GBP EUR Exchange Rate: Weekly Review July 23rd 

GBP EUR Exchange Rate: Weekly Review July 23rd 

The GBP EUR exchange rate lowered ahead of the European Central Bank meeting this week after employment and inflation figures for the UK. The UK employment report was robust with more jobs created than expected. Inflation was higher for the ninth-consecutive month due to energy and food prices. The European Central Bank hiked rates on Thursday by 50 bps.

The GBP v EUR dipped to 1.1730 ahead of the ECB meeting.

UK jobs market improves, but real wages are a headwind

The UK economy saw better-than-expected employment figures. However, the pound sterling was weaker on the day from falling wages.

The latest data from the Office for National Statistics showed an additional 296,000 workers in employment. The unemployment rate was also at 3.8% after fears that it would increase to 3.9%.

But the problem for sterling was in wages, where actual pay, minus bonuses, was 2.8% lower during the three months to May than a year earlier. That was the sixth-straight decline in a row and the fastest drop since records began in 2001.

The ONS said the figures suggested a “mixed” picture of the jobs market. Demand for labour is still very high as unemployment decreased again; there was another record low for redundancies. This follows recent rises in inflation. Salaries are falling in real terms, including and excluding bonuses.
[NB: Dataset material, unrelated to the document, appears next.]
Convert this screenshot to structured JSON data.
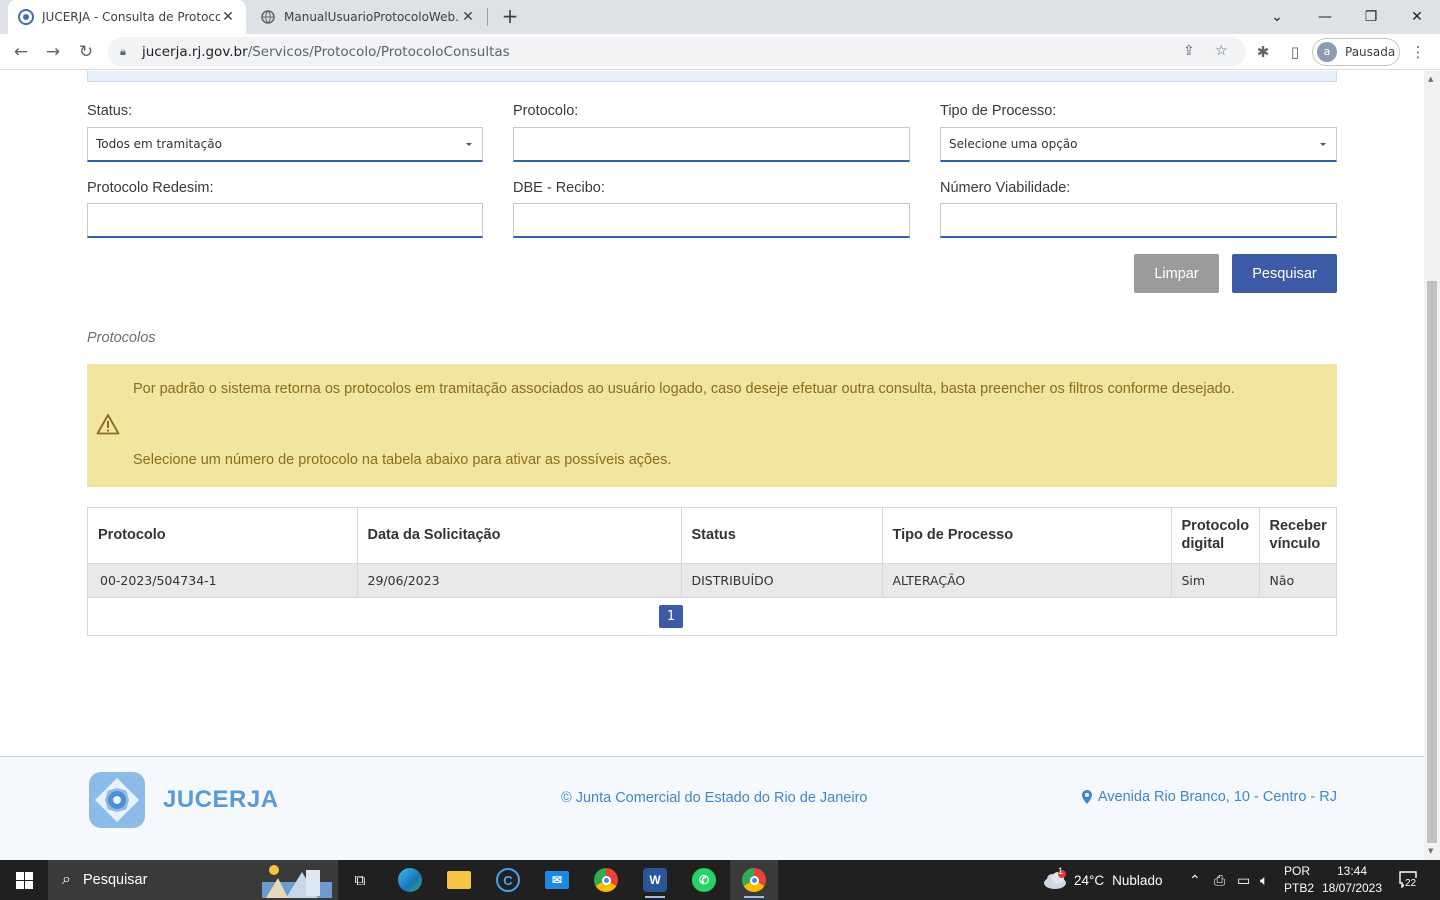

Wednesday brought the latest UK inflation figures, which were higher than expected at 9.4% against 9.3% predicted.

On Wednesday, economists at Daiwa stated that the data highlighted that the labour market remains tight. A programme of active Gilt sales will likely be underway in the coming months. It was not surprising that BoE Governor Bailey confirmed that a 50bps hike would be part of next month’s discussion.

UK house prices also gained on the month to hit a 12.8% annual rate, but industry insiders expect interest rates to affect pricing as fixed rates expire.
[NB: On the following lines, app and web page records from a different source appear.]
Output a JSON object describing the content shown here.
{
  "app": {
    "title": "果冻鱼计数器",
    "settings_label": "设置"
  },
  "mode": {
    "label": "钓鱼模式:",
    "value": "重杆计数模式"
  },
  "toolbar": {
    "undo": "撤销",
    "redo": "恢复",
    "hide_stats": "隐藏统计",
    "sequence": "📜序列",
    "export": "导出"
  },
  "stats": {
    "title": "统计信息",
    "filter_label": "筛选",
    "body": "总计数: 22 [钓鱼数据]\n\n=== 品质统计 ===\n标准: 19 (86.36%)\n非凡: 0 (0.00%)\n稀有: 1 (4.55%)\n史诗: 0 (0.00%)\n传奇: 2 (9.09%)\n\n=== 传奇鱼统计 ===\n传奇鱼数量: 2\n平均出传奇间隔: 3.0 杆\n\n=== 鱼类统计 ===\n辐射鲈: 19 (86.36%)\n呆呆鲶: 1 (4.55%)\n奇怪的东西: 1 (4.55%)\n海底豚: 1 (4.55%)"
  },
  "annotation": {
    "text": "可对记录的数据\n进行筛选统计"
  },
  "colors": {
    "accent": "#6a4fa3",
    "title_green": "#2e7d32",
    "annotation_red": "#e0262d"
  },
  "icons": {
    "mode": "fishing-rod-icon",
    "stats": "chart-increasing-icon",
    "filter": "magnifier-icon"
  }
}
European Central Bank and negative rate cycle

The European Central Bank raised interest rates on Thursday. The move ended the negative rate cycle in the Eurozone. The ECB introduced a new tool to protect the bond yields of indebted countries.

Rabobank was not expecting a 50bps rate hike from the ECB, saying that the argument for a 50bp move did not entirely convince it. A more extensive hike might become a “bargaining chip” in challenging discussions on the anti-fragmentation instrument.

The other big news for the euro this week was the expectation that Russian gas would come back online after Russia’s maintenance.